Depending on the season, they can receive kitchenware and blankets. From there, it is up to the newcomer to find a place to settle. Tents are usually made with sticks and covered with cloth and pieces of plastic bags -- or whatever else refugees might find along the way.
The initial step allows the newcomer to get food, but does not guarantee the official registration in the camp. By having their fingerprints in the system, each refugee gets a password with a new date to attend the registration center in the Ifo camp. The wait for registration can take up to two months. Meanwhile, according to humanitarian agencies responsible for donation, it is possible to get more food baskets.

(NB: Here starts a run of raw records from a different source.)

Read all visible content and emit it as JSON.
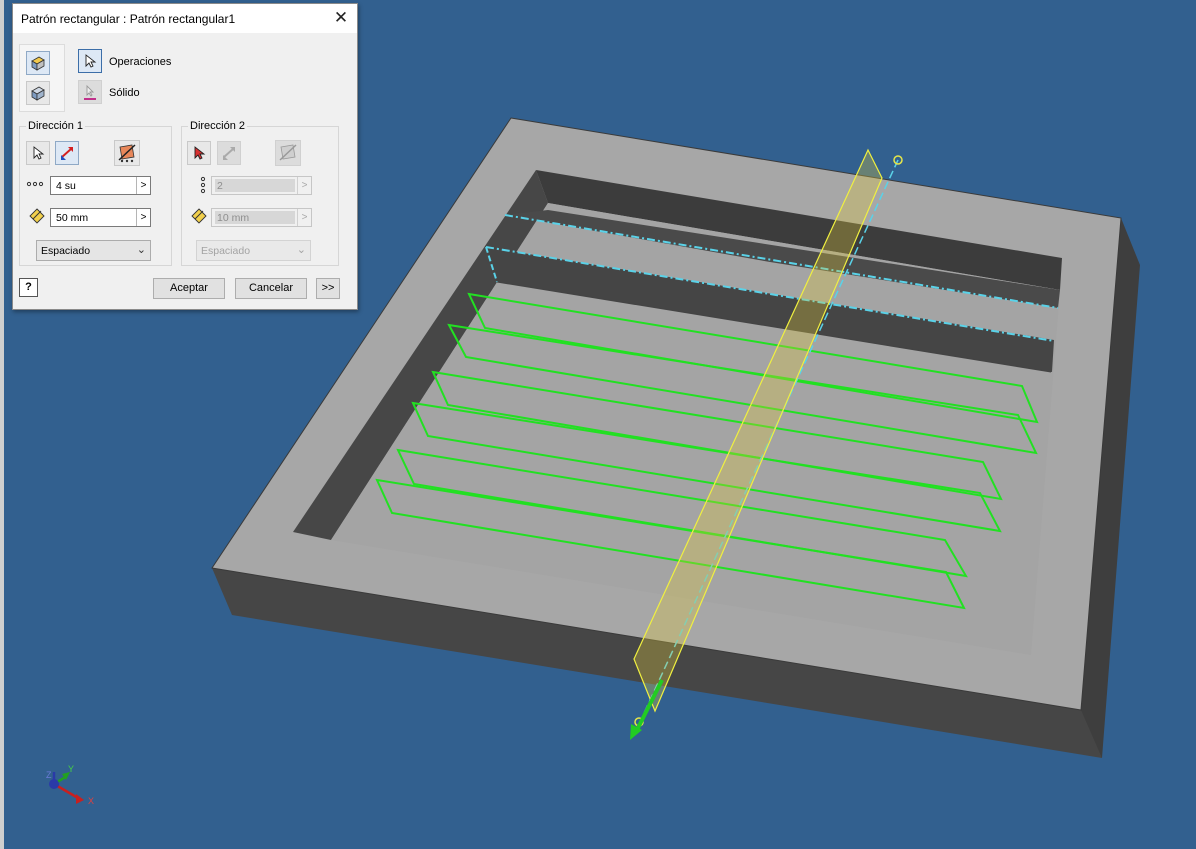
{
  "dialog": {
    "title": "Patrón rectangular : Patrón rectangular1",
    "close_glyph": "✕",
    "selection": {
      "features_label": "Operaciones",
      "solid_label": "Sólido"
    },
    "direction1": {
      "title": "Dirección 1",
      "count": "4 su",
      "spacing": "50 mm",
      "method": "Espaciado"
    },
    "direction2": {
      "title": "Dirección 2",
      "count": "2",
      "spacing": "10 mm",
      "method": "Espaciado"
    },
    "help_glyph": "?",
    "ok_label": "Aceptar",
    "cancel_label": "Cancelar",
    "more_label": ">>"
  },
  "triad": {
    "x_label": "X",
    "y_label": "Y",
    "z_label": "Z"
  },
  "colors": {
    "background": "#32608f",
    "part_top": "#a6a6a6",
    "part_side": "#4a4a4a",
    "preview": "#22e022",
    "axis": "#5ad2e8",
    "direction_arrow": "#f0f040"
  },
  "icons": {
    "pattern_features": "pattern-features-icon",
    "pattern_solid": "pattern-solid-icon",
    "select": "select-cursor-icon",
    "flip": "flip-direction-icon",
    "midplane": "midplane-icon",
    "count": "count-dots-icon",
    "spacing": "spacing-diamond-icon",
    "help": "help-icon"
  }
}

Once officially registered as a refugee in Dadaab, it is possible to get food twice a month at distribution points scattered throughout the camps. There are also water delivery points, but everything is still poor quality by food safety standards. According to Doctors Without Borders, the recommended volume of water use per day per person is 20 liters. The number in Dadaab is between three and four.
In addition to being donated, food can also be bought -- there are a lot of people selling in front of distribution centers. It is not forbidden to sell what people receive as aid.
There are primary schools in every field, but there are not enough spots for everyone to complete high school. There are no universities in Dadaab, although in some rare cases youth get scholarships and permission to study in Nairobi, the capital of Kenya, or in another country. "But there is nothing to do with the diploma," says refugee Moulid Iftin, who is 23. In fact, they cannot, by law, work, and even if they could, there are no positions compatible with the university degree in the camp. Still, many young people dream of finishing college.
Since they are not recognized as citizens, refugees have no legal right to work. But that doesn't mean they don't. In the past 20 years, Dadaab developed its own economy. Trade is the main source of income for refugees. And the street markets have everything: from basic items like food and clothing to perfumes, movies and toys.
For more elaborate services, such as a tailor -- a profession practiced only by men in Dadaab -- training is provided by non-profits in the field.
Dadaab's security is handled by the Kenyan police. The UN hires a private company to take care of the surroundings of its headquarters and offices. There is a curfew for aid workers: they cannot leave their base after 6 pm or before 7 am. For journalists, transportation must to be provided by an armed police convoy or armed escort.
From January to June this year, 358 incidents of gender-based violence were reported in Dadaab -- almost five times more than the same period of 2010.
Cars and vans take refugees between camps for $1 on the shortest route and $2 on the longest. Most refugees, however, walk.